[WHAT TO PRODUCE] If a line in the listing includes the word "Output", copy it out.

[MATERIAL SHOWN]
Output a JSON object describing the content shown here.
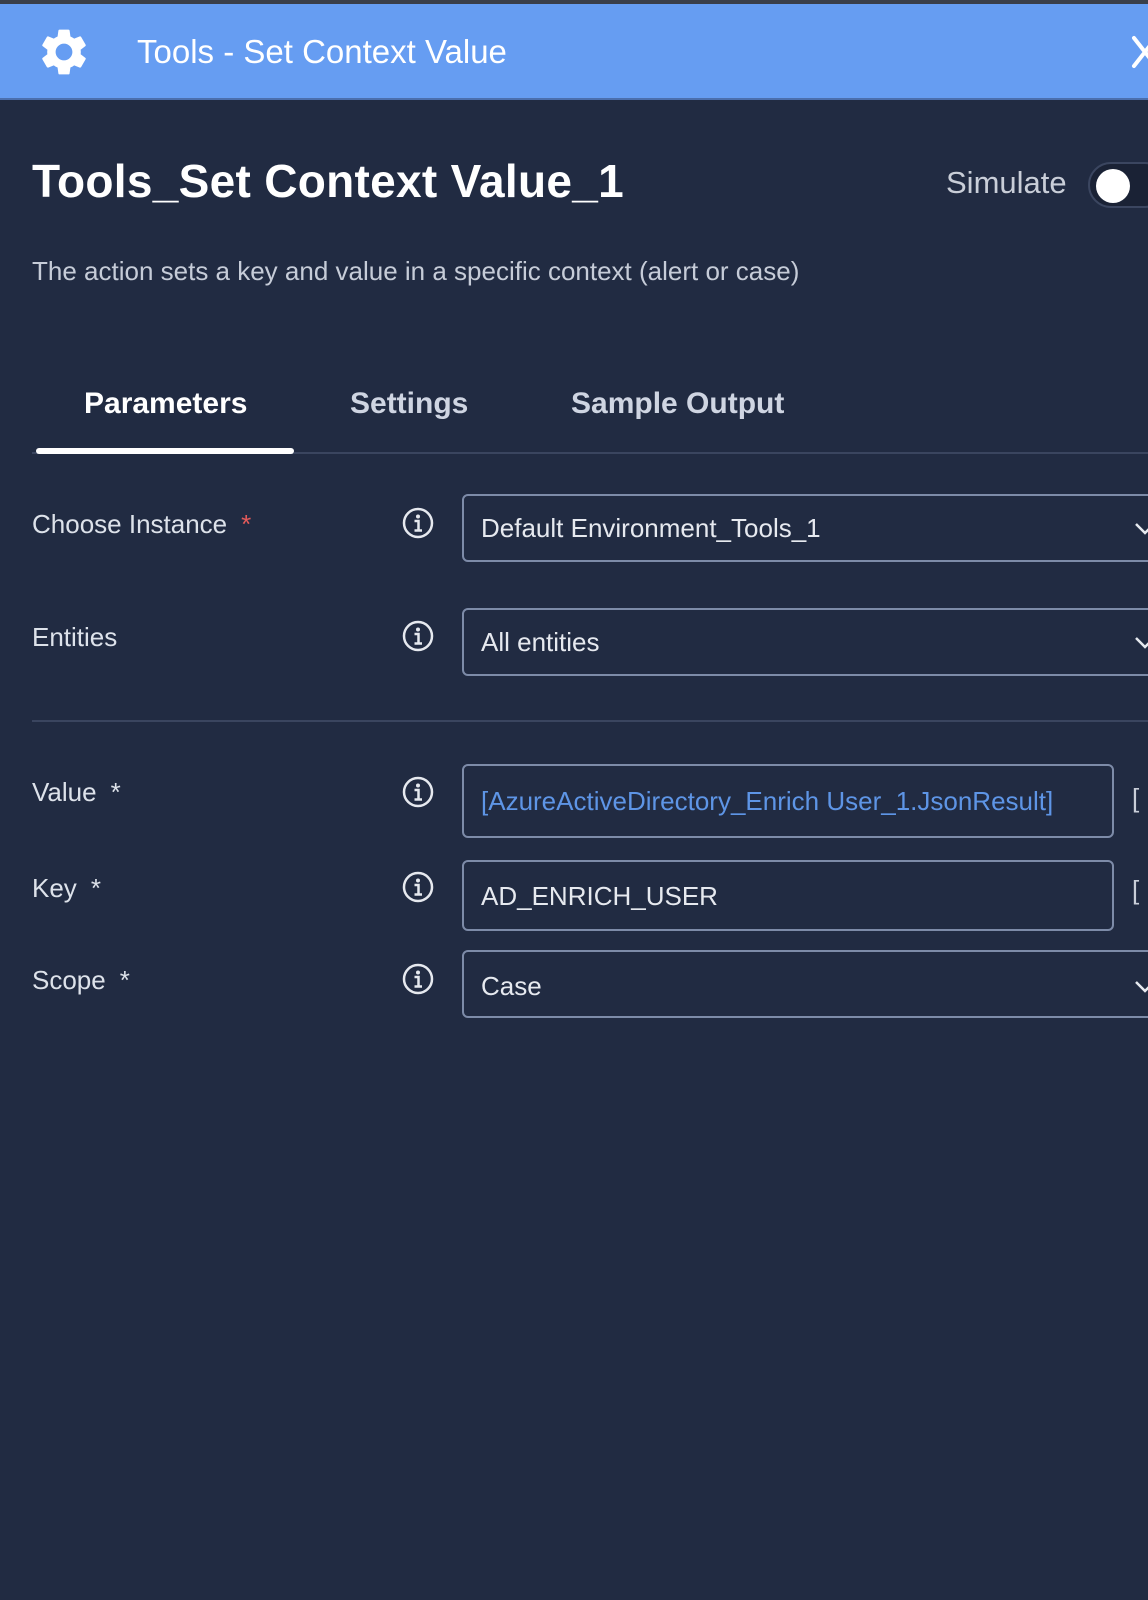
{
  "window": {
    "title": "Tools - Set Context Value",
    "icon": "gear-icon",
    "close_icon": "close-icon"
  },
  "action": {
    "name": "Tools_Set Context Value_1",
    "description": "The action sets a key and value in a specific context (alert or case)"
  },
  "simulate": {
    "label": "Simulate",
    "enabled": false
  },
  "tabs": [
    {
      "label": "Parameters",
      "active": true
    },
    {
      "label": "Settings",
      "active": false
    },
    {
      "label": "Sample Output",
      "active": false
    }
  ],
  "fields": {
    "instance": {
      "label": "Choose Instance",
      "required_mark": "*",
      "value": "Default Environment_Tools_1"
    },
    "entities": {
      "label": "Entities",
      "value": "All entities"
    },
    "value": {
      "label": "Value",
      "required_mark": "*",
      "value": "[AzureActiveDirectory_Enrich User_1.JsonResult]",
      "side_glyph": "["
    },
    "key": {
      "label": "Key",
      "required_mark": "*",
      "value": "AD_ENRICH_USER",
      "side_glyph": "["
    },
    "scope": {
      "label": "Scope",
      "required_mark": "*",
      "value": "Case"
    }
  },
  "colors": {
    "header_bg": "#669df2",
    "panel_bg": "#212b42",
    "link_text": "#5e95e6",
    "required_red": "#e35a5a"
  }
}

[ANSWER BOX]
Output a JSON object describing the content shown here.
      "label": "Sample Output",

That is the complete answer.